## Work request
The required answer is each line in the entries below where "sphere" occurs.

## Data provided
* * * *

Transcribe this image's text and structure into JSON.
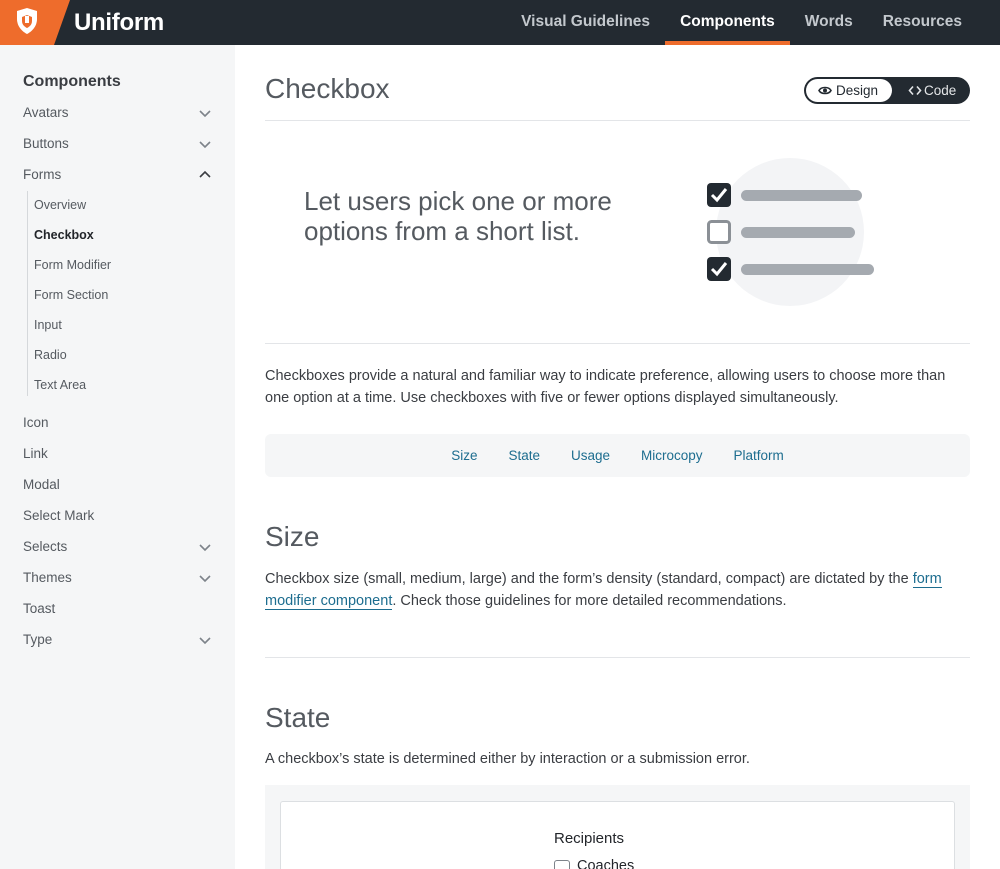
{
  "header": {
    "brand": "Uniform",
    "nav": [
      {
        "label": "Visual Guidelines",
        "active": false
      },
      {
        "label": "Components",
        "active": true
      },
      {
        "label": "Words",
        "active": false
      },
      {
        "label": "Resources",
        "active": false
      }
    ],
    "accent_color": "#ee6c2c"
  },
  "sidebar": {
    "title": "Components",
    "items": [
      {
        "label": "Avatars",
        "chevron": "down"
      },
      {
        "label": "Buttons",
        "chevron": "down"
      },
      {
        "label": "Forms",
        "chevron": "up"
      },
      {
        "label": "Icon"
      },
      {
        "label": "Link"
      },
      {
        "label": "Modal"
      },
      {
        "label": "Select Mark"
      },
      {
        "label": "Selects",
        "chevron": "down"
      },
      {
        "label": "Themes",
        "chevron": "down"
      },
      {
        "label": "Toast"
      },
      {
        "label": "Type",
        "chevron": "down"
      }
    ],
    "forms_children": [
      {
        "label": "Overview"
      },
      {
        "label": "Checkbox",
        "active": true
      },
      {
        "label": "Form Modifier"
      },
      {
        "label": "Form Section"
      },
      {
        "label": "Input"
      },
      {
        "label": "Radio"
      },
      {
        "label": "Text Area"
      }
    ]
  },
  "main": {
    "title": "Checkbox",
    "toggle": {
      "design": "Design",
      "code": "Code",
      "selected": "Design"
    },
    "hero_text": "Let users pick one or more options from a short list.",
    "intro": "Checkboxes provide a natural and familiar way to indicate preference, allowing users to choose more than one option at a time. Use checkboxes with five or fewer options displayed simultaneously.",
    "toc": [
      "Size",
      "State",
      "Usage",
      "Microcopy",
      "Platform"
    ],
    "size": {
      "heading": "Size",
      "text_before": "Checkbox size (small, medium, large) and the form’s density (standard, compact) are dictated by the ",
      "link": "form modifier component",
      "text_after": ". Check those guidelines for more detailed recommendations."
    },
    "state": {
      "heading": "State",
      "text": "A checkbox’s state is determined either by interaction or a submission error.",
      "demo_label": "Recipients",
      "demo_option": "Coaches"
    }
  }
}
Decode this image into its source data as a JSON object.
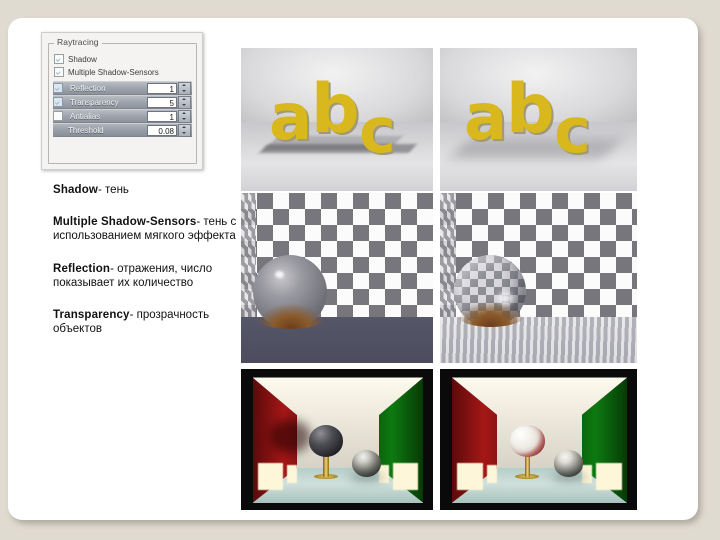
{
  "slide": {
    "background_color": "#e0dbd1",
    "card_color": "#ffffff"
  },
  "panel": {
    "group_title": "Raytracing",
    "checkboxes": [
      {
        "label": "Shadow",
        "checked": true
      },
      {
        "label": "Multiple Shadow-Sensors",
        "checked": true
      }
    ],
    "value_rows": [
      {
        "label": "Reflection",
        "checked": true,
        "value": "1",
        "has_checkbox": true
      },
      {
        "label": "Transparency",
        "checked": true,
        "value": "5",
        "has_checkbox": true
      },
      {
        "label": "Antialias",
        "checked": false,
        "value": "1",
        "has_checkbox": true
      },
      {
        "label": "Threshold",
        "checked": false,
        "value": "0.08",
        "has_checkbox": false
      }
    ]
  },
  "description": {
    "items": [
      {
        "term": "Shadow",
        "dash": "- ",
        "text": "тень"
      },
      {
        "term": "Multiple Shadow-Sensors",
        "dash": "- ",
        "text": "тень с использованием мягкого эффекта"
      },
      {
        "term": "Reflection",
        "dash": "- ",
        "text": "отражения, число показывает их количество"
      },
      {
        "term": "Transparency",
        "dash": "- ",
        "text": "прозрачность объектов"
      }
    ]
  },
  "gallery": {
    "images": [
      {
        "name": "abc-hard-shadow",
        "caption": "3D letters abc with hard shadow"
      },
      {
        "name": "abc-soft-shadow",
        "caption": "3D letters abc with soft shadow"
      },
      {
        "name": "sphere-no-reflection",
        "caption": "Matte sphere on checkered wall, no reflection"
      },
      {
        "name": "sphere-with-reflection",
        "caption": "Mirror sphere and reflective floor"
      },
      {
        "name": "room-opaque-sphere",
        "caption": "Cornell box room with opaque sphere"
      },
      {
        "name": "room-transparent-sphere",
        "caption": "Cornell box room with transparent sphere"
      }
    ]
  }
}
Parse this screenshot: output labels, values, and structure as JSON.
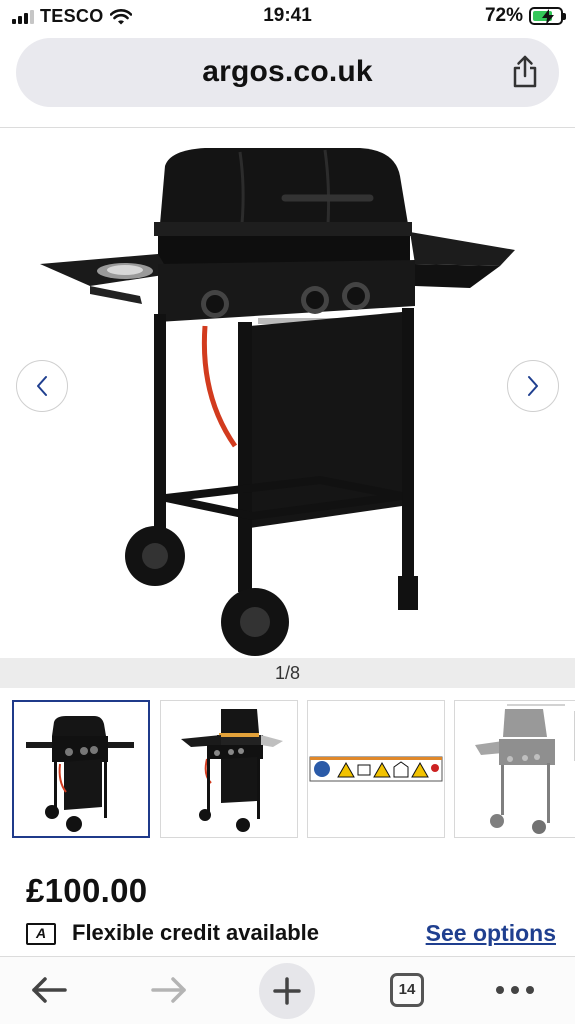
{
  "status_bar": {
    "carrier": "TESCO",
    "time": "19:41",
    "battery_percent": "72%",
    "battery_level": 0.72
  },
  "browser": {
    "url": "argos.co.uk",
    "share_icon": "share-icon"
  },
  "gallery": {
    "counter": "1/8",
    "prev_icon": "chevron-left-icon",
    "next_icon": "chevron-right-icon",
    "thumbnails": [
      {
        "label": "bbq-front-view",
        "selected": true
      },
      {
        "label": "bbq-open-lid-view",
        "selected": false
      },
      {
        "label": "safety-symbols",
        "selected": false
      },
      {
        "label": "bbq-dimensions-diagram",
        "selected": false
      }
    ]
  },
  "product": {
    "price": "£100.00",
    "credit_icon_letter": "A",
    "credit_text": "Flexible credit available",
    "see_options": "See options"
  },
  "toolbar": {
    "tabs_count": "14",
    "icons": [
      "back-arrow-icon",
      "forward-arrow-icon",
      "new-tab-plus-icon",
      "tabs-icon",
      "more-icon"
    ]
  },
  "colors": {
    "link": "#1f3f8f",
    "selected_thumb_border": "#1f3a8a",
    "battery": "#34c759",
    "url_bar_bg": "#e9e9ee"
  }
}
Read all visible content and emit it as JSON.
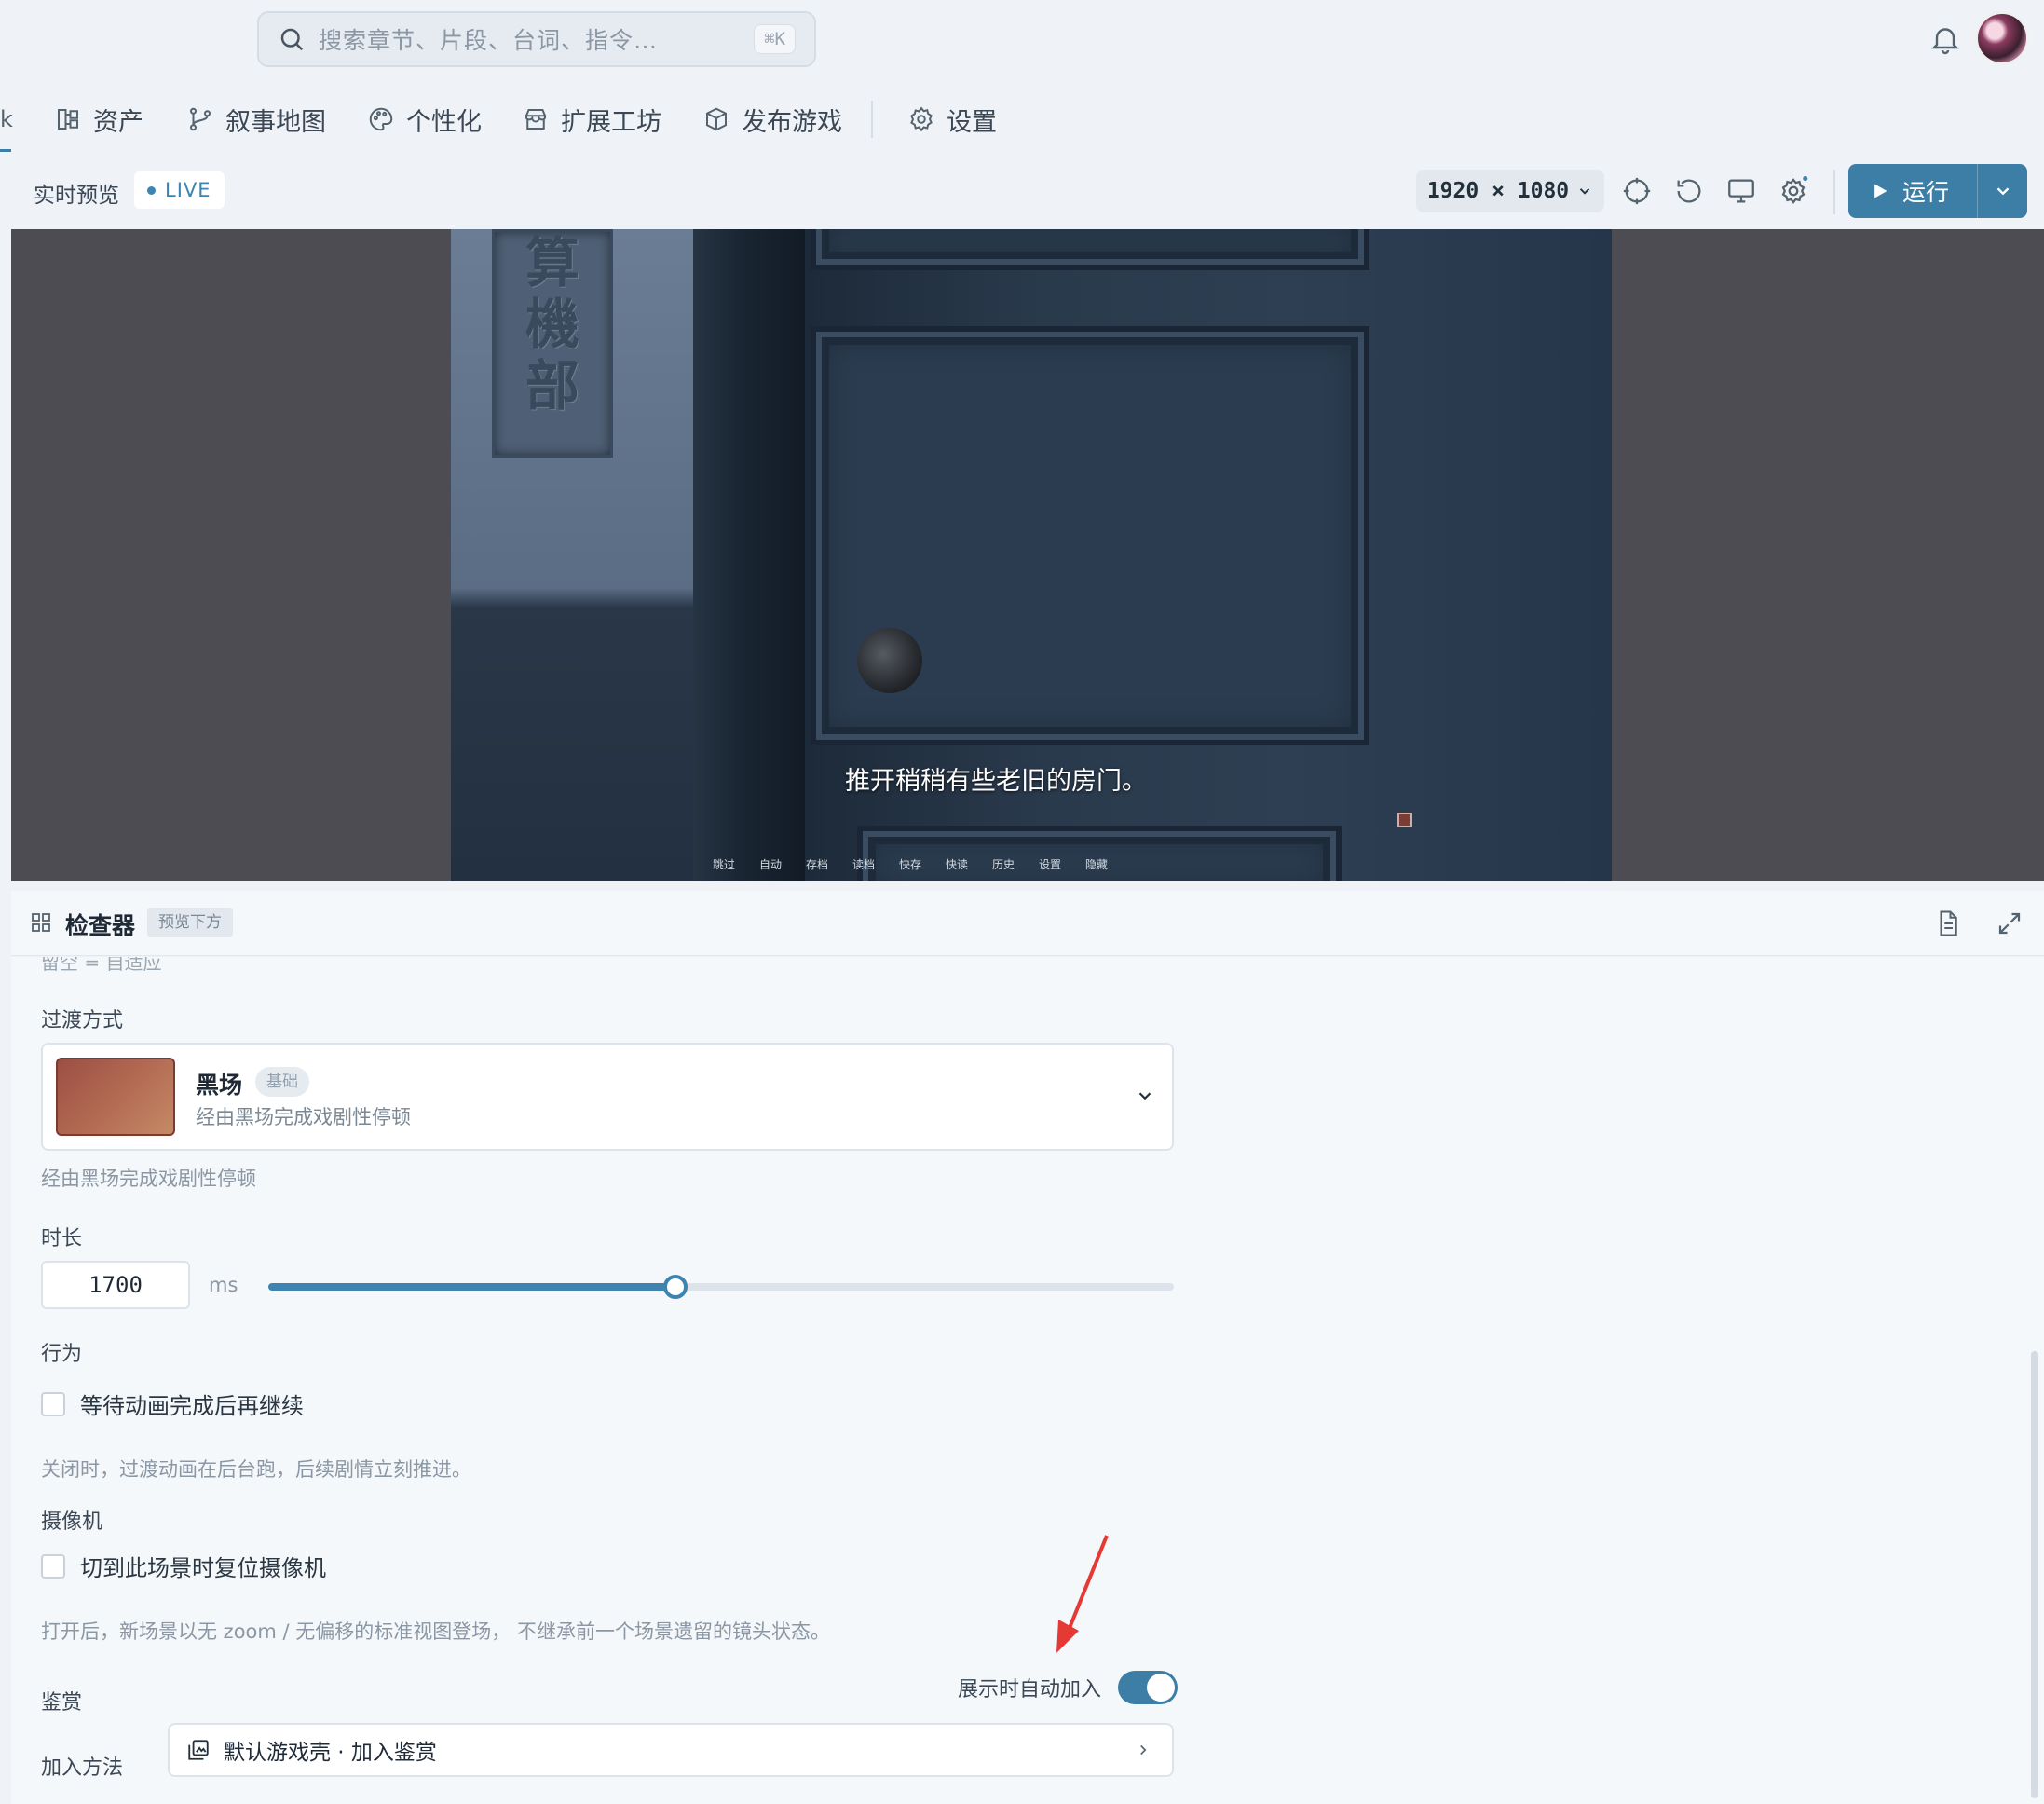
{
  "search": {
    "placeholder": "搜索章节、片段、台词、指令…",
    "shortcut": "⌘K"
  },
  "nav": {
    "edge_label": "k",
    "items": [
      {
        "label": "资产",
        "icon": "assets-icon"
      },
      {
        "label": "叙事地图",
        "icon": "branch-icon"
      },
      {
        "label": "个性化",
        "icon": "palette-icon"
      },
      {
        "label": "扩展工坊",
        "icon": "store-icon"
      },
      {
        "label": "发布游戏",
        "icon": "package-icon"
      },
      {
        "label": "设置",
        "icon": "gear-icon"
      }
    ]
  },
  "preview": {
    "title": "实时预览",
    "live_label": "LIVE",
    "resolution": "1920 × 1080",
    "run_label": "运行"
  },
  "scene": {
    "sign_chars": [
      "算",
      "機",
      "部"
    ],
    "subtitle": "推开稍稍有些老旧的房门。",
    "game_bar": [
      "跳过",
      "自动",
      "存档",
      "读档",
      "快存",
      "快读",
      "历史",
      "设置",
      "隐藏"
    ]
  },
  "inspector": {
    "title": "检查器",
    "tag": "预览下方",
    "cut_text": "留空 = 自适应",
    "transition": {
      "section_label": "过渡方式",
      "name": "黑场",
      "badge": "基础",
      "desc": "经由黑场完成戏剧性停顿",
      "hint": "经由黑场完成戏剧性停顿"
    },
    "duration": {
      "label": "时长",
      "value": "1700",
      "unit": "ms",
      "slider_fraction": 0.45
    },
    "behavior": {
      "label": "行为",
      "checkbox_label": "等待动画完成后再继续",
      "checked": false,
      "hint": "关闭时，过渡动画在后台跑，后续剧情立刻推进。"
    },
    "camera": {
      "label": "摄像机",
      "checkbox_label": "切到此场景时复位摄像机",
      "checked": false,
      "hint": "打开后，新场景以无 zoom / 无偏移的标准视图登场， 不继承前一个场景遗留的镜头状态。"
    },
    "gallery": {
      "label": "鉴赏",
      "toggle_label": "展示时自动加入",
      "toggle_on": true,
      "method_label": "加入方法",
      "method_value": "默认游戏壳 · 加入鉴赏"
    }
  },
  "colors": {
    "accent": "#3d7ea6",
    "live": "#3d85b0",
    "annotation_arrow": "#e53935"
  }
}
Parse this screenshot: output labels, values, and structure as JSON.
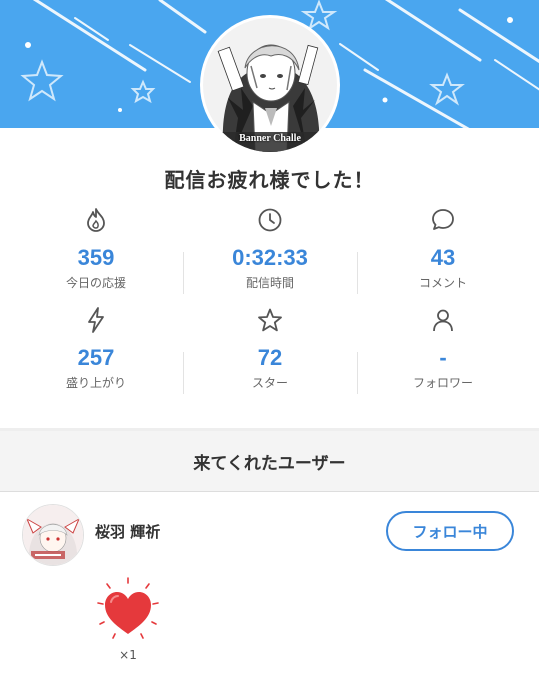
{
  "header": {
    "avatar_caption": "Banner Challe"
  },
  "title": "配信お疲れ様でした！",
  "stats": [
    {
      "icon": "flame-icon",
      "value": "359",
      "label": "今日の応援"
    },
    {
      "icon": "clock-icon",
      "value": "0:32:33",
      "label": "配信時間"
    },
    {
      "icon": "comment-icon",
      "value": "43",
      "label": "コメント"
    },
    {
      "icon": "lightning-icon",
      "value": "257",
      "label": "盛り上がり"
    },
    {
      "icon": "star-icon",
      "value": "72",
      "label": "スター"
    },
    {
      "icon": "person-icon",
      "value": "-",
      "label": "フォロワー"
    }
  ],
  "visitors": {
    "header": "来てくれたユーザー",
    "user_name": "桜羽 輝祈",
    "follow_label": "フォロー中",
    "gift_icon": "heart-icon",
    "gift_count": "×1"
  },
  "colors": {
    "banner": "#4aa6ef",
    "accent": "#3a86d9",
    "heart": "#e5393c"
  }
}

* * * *

## Solution
        "name": "sphere-no-reflection",
        "caption": "Matte sphere on checkered wall, no reflection"
        "name": "sphere-with-reflection",
        "caption": "Mirror sphere and reflective floor"
        "name": "room-opaque-sphere",
        "caption": "Cornell box room with opaque sphere"
        "name": "room-transparent-sphere",
        "caption": "Cornell box room with transparent sphere"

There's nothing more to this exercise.